Down to the last line, retype the records below exactly and skip the pictures.

RECORD EXCERPTS:
>>>>

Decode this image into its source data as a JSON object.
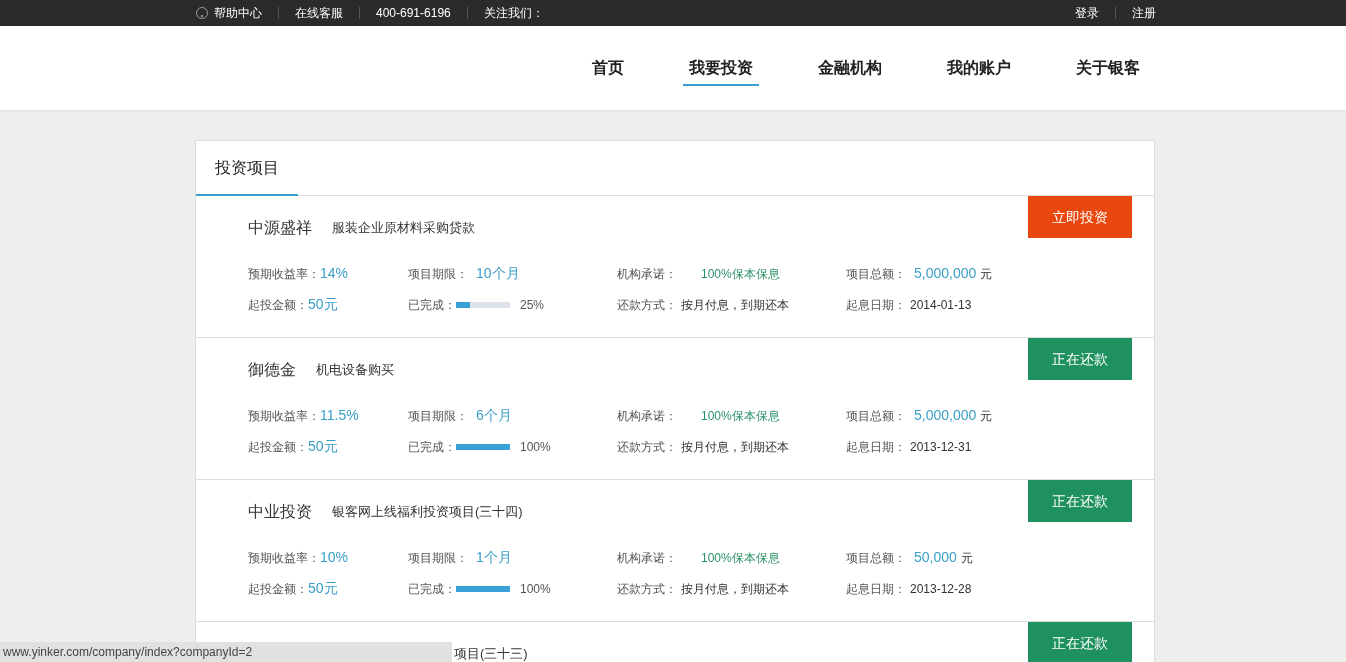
{
  "top_bar": {
    "left": [
      {
        "kind": "help",
        "label": "帮助中心"
      },
      {
        "kind": "text",
        "label": "在线客服"
      },
      {
        "kind": "text",
        "label": "400-691-6196"
      },
      {
        "kind": "text",
        "label": "关注我们："
      }
    ],
    "right": [
      "登录",
      "注册"
    ]
  },
  "nav": [
    {
      "label": "首页",
      "selected": false
    },
    {
      "label": "我要投资",
      "selected": true
    },
    {
      "label": "金融机构",
      "selected": false
    },
    {
      "label": "我的账户",
      "selected": false
    },
    {
      "label": "关于银客",
      "selected": false
    }
  ],
  "panel": {
    "tab": "投资项目",
    "projects": [
      {
        "name": "中源盛祥",
        "description": "服装企业原材料采购贷款",
        "button": {
          "label": "立即投资",
          "kind": "invest"
        },
        "stats": [
          {
            "label": "预期收益率：",
            "value": "14%",
            "kind": "rate"
          },
          {
            "label": "项目期限：",
            "value": "10个月",
            "kind": "term"
          },
          {
            "label": "机构承诺：",
            "value": "100%保本保息",
            "kind": "promise"
          },
          {
            "label": "项目总额：",
            "value": "5,000,000",
            "unit": "元",
            "kind": "amount"
          },
          {
            "label": "起投金额：",
            "value": "50元",
            "kind": "rate"
          },
          {
            "label": "已完成：",
            "value": "25%",
            "level": 0.25,
            "kind": "progress"
          },
          {
            "label": "还款方式：",
            "value": "按月付息，到期还本",
            "kind": "plain"
          },
          {
            "label": "起息日期：",
            "value": "2014-01-13",
            "kind": "plain"
          }
        ]
      },
      {
        "name": "御德金",
        "description": "机电设备购买",
        "button": {
          "label": "正在还款",
          "kind": "repaying"
        },
        "stats": [
          {
            "label": "预期收益率：",
            "value": "11.5%",
            "kind": "rate"
          },
          {
            "label": "项目期限：",
            "value": "6个月",
            "kind": "term"
          },
          {
            "label": "机构承诺：",
            "value": "100%保本保息",
            "kind": "promise"
          },
          {
            "label": "项目总额：",
            "value": "5,000,000",
            "unit": "元",
            "kind": "amount"
          },
          {
            "label": "起投金额：",
            "value": "50元",
            "kind": "rate"
          },
          {
            "label": "已完成：",
            "value": "100%",
            "level": 1,
            "kind": "progress"
          },
          {
            "label": "还款方式：",
            "value": "按月付息，到期还本",
            "kind": "plain"
          },
          {
            "label": "起息日期：",
            "value": "2013-12-31",
            "kind": "plain"
          }
        ]
      },
      {
        "name": "中业投资",
        "description": "银客网上线福利投资项目(三十四)",
        "button": {
          "label": "正在还款",
          "kind": "repaying"
        },
        "stats": [
          {
            "label": "预期收益率：",
            "value": "10%",
            "kind": "rate"
          },
          {
            "label": "项目期限：",
            "value": "1个月",
            "kind": "term"
          },
          {
            "label": "机构承诺：",
            "value": "100%保本保息",
            "kind": "promise"
          },
          {
            "label": "项目总额：",
            "value": "50,000",
            "unit": "元",
            "kind": "amount"
          },
          {
            "label": "起投金额：",
            "value": "50元",
            "kind": "rate"
          },
          {
            "label": "已完成：",
            "value": "100%",
            "level": 1,
            "kind": "progress"
          },
          {
            "label": "还款方式：",
            "value": "按月付息，到期还本",
            "kind": "plain"
          },
          {
            "label": "起息日期：",
            "value": "2013-12-28",
            "kind": "plain"
          }
        ]
      },
      {
        "description": "项目(三十三)",
        "button": {
          "label": "正在还款",
          "kind": "repaying"
        }
      }
    ]
  },
  "status_url": "www.yinker.com/company/index?companyId=2"
}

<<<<

ANSWER TO THIS EXERCISE:
Decode this image into its source data as a JSON object.
{
  "top_bar": {
    "left": [
      {
        "kind": "help",
        "label": "帮助中心"
      },
      {
        "kind": "text",
        "label": "在线客服"
      },
      {
        "kind": "text",
        "label": "400-691-6196"
      },
      {
        "kind": "text",
        "label": "关注我们："
      }
    ],
    "right": [
      "登录",
      "注册"
    ]
  },
  "nav": [
    {
      "label": "首页",
      "selected": false
    },
    {
      "label": "我要投资",
      "selected": true
    },
    {
      "label": "金融机构",
      "selected": false
    },
    {
      "label": "我的账户",
      "selected": false
    },
    {
      "label": "关于银客",
      "selected": false
    }
  ],
  "panel": {
    "tab": "投资项目",
    "projects": [
      {
        "name": "中源盛祥",
        "description": "服装企业原材料采购贷款",
        "button": {
          "label": "立即投资",
          "kind": "invest"
        },
        "stats": [
          {
            "label": "预期收益率：",
            "value": "14%",
            "kind": "rate"
          },
          {
            "label": "项目期限：",
            "value": "10个月",
            "kind": "term"
          },
          {
            "label": "机构承诺：",
            "value": "100%保本保息",
            "kind": "promise"
          },
          {
            "label": "项目总额：",
            "value": "5,000,000",
            "unit": "元",
            "kind": "amount"
          },
          {
            "label": "起投金额：",
            "value": "50元",
            "kind": "rate"
          },
          {
            "label": "已完成：",
            "value": "25%",
            "level": 0.25,
            "kind": "progress"
          },
          {
            "label": "还款方式：",
            "value": "按月付息，到期还本",
            "kind": "plain"
          },
          {
            "label": "起息日期：",
            "value": "2014-01-13",
            "kind": "plain"
          }
        ]
      },
      {
        "name": "御德金",
        "description": "机电设备购买",
        "button": {
          "label": "正在还款",
          "kind": "repaying"
        },
        "stats": [
          {
            "label": "预期收益率：",
            "value": "11.5%",
            "kind": "rate"
          },
          {
            "label": "项目期限：",
            "value": "6个月",
            "kind": "term"
          },
          {
            "label": "机构承诺：",
            "value": "100%保本保息",
            "kind": "promise"
          },
          {
            "label": "项目总额：",
            "value": "5,000,000",
            "unit": "元",
            "kind": "amount"
          },
          {
            "label": "起投金额：",
            "value": "50元",
            "kind": "rate"
          },
          {
            "label": "已完成：",
            "value": "100%",
            "level": 1,
            "kind": "progress"
          },
          {
            "label": "还款方式：",
            "value": "按月付息，到期还本",
            "kind": "plain"
          },
          {
            "label": "起息日期：",
            "value": "2013-12-31",
            "kind": "plain"
          }
        ]
      },
      {
        "name": "中业投资",
        "description": "银客网上线福利投资项目(三十四)",
        "button": {
          "label": "正在还款",
          "kind": "repaying"
        },
        "stats": [
          {
            "label": "预期收益率：",
            "value": "10%",
            "kind": "rate"
          },
          {
            "label": "项目期限：",
            "value": "1个月",
            "kind": "term"
          },
          {
            "label": "机构承诺：",
            "value": "100%保本保息",
            "kind": "promise"
          },
          {
            "label": "项目总额：",
            "value": "50,000",
            "unit": "元",
            "kind": "amount"
          },
          {
            "label": "起投金额：",
            "value": "50元",
            "kind": "rate"
          },
          {
            "label": "已完成：",
            "value": "100%",
            "level": 1,
            "kind": "progress"
          },
          {
            "label": "还款方式：",
            "value": "按月付息，到期还本",
            "kind": "plain"
          },
          {
            "label": "起息日期：",
            "value": "2013-12-28",
            "kind": "plain"
          }
        ]
      },
      {
        "description": "项目(三十三)",
        "button": {
          "label": "正在还款",
          "kind": "repaying"
        }
      }
    ]
  },
  "status_url": "www.yinker.com/company/index?companyId=2"
}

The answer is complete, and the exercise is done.